◆ Work instructions: Please retype the entries exactly as they stand, leaving out any pictures.

Collected data
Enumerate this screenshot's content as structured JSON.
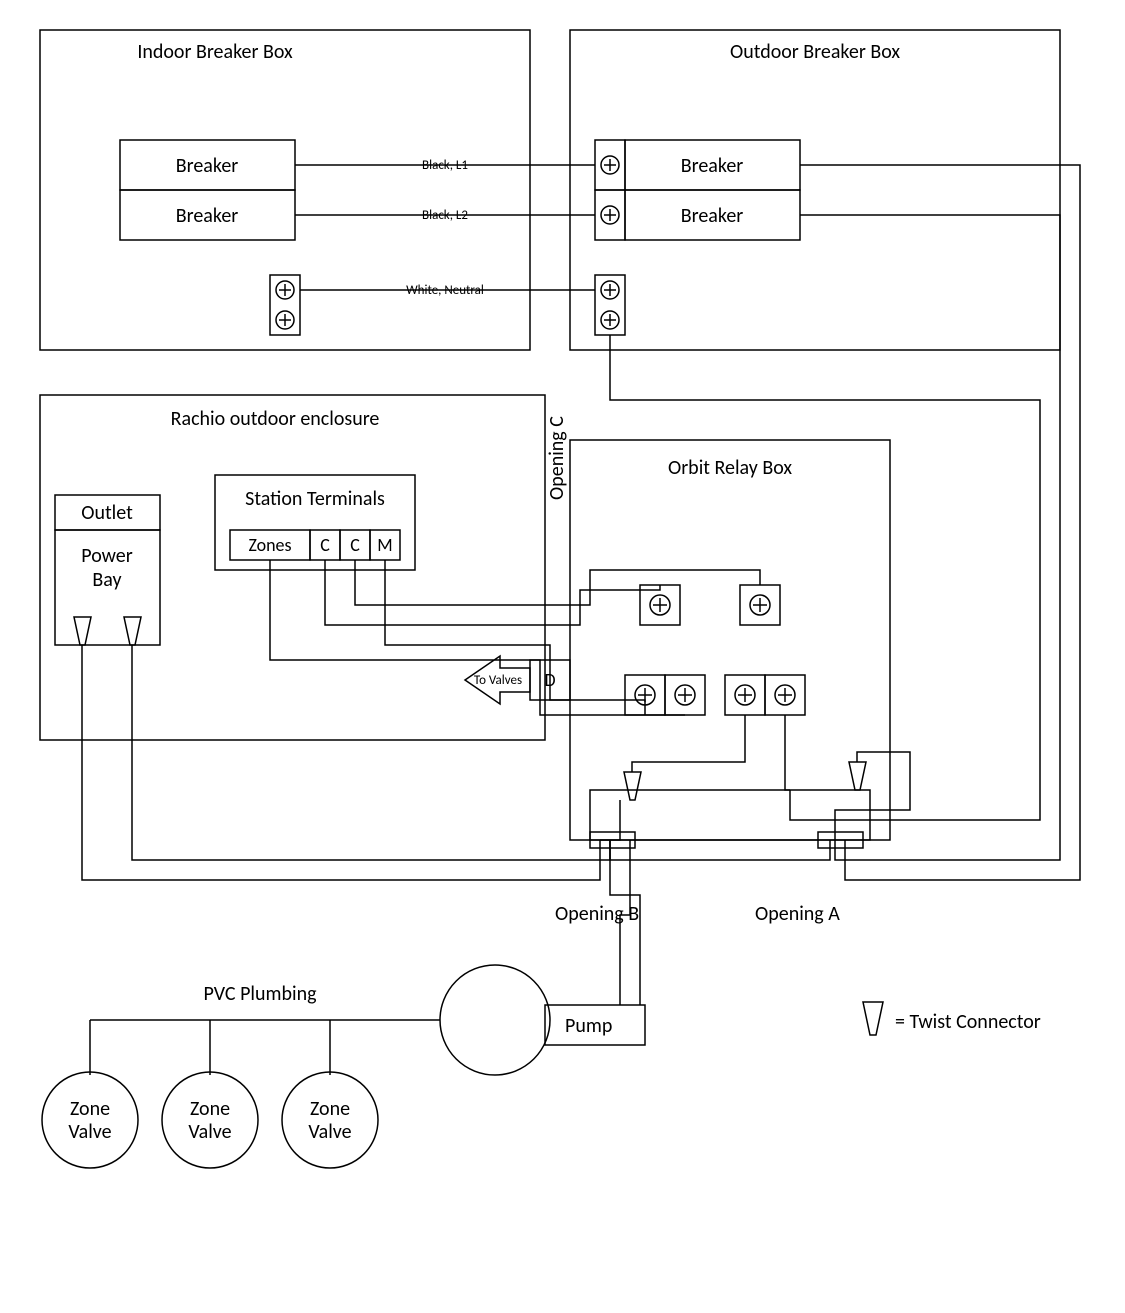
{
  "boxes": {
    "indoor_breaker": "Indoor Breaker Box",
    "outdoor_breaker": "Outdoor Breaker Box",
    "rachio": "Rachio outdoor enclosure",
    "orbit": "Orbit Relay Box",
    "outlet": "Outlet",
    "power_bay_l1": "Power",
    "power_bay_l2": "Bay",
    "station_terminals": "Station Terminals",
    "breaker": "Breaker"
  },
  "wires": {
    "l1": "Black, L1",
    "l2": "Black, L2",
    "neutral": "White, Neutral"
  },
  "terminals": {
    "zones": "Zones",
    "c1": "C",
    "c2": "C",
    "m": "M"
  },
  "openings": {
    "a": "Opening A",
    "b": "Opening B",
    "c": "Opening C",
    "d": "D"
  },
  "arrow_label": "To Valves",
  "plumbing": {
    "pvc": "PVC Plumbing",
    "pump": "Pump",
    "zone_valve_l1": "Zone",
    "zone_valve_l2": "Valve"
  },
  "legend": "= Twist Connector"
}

◆ Solution:
Enumerate this screenshot's content as structured JSON.
{
  "boxes": {
    "indoor_breaker": "Indoor Breaker Box",
    "outdoor_breaker": "Outdoor Breaker Box",
    "rachio": "Rachio outdoor enclosure",
    "orbit": "Orbit Relay Box",
    "outlet": "Outlet",
    "power_bay_l1": "Power",
    "power_bay_l2": "Bay",
    "station_terminals": "Station Terminals",
    "breaker": "Breaker"
  },
  "wires": {
    "l1": "Black, L1",
    "l2": "Black, L2",
    "neutral": "White, Neutral"
  },
  "terminals": {
    "zones": "Zones",
    "c1": "C",
    "c2": "C",
    "m": "M"
  },
  "openings": {
    "a": "Opening A",
    "b": "Opening B",
    "c": "Opening C",
    "d": "D"
  },
  "arrow_label": "To Valves",
  "plumbing": {
    "pvc": "PVC Plumbing",
    "pump": "Pump",
    "zone_valve_l1": "Zone",
    "zone_valve_l2": "Valve"
  },
  "legend": "= Twist Connector"
}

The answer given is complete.